This maximum kinetic energy is then equal to the Q value of the
process.
This experiment uses a :math:`^{90}Sr` source which decays as shoen in
:ref:`Fig. 2`.
.. _bs_fig2:
.. figure:: pictures/Sr90_decay.png
:align: center
:scale: 40 %
Figure 2: Decay scheme, masses and half lives of the
:math:`^{90}Sr` :math:`\beta`- -decay. The masses are in amu
(:math:`931.49432 MeV/c^2`)
Measure the radius, :math:`R`, of the disk magnets, and use the gaussmeter to
determine the average magnetic induction, :math:`B`, between them. Note also
the direction of :math:`\vec{B}`. Place the Strontium (:math:`^{90}Sr`) source under the
spring clip in the source arm. Make sure that the center of the
source is centered on the hole in the aluminum. Set the source arm at
one of the :math:`90^o` positions.
Measure an entire angular distribution in steps of :math:`10^o`. Count
at each point at least for 5 min. Make a background measurement for at
least 10 min. If the time permits it, measure additional points to have
an angular distribution with a step size of :math:`5^o`. Estimate the
error of your background subtraced counts. Are 5 min enough ?
Analysis
--------
#. For each angle, determine the number of counts per second above
background (C/s) including their errors. (Negative values may
be replaced by zero.)
#. For each angle calculate the corresponding electron
kinetic energy (see :eq:`e5`).
#. Using the expressions from :eq:`e6`, calculate for each angle
:math:`\Delta K = \frac{dK}{d\theta}\cdot\Delta \theta` with
:math:`\Delta \theta = 10^o` *(make sure you use the right angle
units!)*. Divide your count rate by the corresponding :math:`\Delta
K`. As a result you have a count rate per unit kinetic energy.
#. Plot a graph of the corrected count rate vs :math:`\beta` particle

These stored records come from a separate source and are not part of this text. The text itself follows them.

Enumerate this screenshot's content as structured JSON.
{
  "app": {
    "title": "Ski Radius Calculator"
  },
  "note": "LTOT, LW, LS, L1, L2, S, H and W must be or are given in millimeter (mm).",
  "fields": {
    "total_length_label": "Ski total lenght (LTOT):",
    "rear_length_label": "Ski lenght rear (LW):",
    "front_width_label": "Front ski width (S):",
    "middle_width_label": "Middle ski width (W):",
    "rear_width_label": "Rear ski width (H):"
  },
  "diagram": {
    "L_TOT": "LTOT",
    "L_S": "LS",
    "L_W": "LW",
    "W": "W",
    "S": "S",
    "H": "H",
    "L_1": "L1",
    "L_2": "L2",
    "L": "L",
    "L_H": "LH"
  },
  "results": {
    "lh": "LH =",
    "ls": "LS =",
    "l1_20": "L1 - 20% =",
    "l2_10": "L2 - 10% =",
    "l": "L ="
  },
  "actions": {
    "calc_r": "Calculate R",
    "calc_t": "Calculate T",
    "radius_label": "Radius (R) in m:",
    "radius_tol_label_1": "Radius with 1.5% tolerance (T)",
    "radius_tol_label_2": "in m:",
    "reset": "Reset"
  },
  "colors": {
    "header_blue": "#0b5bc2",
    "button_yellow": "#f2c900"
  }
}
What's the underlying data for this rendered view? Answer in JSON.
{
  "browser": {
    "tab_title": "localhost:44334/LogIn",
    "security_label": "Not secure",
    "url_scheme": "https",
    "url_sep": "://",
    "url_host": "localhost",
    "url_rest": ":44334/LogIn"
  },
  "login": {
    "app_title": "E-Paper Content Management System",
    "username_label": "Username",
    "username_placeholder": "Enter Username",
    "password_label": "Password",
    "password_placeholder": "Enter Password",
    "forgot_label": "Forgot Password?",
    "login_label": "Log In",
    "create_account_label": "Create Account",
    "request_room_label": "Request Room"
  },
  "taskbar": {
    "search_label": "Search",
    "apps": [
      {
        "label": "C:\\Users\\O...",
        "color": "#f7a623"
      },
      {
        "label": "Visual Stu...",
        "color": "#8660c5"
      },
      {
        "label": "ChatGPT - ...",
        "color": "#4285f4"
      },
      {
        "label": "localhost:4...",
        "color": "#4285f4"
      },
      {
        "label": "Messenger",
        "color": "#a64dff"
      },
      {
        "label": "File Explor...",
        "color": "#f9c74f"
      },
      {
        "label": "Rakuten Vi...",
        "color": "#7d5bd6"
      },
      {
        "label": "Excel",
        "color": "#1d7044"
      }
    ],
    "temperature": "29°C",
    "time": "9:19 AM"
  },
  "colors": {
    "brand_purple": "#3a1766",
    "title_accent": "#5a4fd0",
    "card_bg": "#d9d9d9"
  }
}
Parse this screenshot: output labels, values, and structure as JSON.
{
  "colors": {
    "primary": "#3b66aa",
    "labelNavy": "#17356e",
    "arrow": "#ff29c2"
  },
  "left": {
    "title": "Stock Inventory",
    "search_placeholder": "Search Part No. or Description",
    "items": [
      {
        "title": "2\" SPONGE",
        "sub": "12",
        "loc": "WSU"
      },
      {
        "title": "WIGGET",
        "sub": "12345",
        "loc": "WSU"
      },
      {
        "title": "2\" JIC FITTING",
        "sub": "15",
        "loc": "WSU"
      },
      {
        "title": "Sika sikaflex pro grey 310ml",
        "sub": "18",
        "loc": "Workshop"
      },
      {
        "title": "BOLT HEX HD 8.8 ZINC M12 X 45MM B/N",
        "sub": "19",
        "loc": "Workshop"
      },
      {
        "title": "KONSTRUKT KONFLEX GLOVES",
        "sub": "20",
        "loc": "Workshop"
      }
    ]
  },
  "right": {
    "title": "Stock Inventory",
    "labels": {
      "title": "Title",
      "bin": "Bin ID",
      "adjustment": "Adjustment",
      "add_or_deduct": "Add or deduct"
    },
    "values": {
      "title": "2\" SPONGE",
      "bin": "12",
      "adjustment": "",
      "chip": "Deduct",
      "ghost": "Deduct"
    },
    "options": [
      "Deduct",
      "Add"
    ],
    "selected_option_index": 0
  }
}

kinetic energy (x-axis). Determine the :math:`Q`\ -value of the
reaction. Because of the rather crude equipment used, your graphs
will probably show a lot of tailing at the higher energies. Ignore
this and obtain an intercept with the x-axis using the relatively
linear portion of the graph. Compare your :math:`Q`\ -values so obtained
with those given by :eq:`e2`.
The geometry of the source and detector collimator of the spectrometer
is such that it accepts a range of collection angles of about
:math:`10^o`. This corresponds to a range of kinetic energies. This
range can be calculated as follows using :eq:`e4` and :eq:`e5`:
.. math::
:label: e6
\frac{dK}{d\theta}= \frac{dK}{dp}\cdot\frac{dp}{d\theta}
\frac{dK}{dp} = \frac{pc^2}{\sqrt{p^2c^2 + m_e^2c^4}}
\frac{dp}{d\theta} = \frac{-eBR}{2\sin^2(\theta/2)}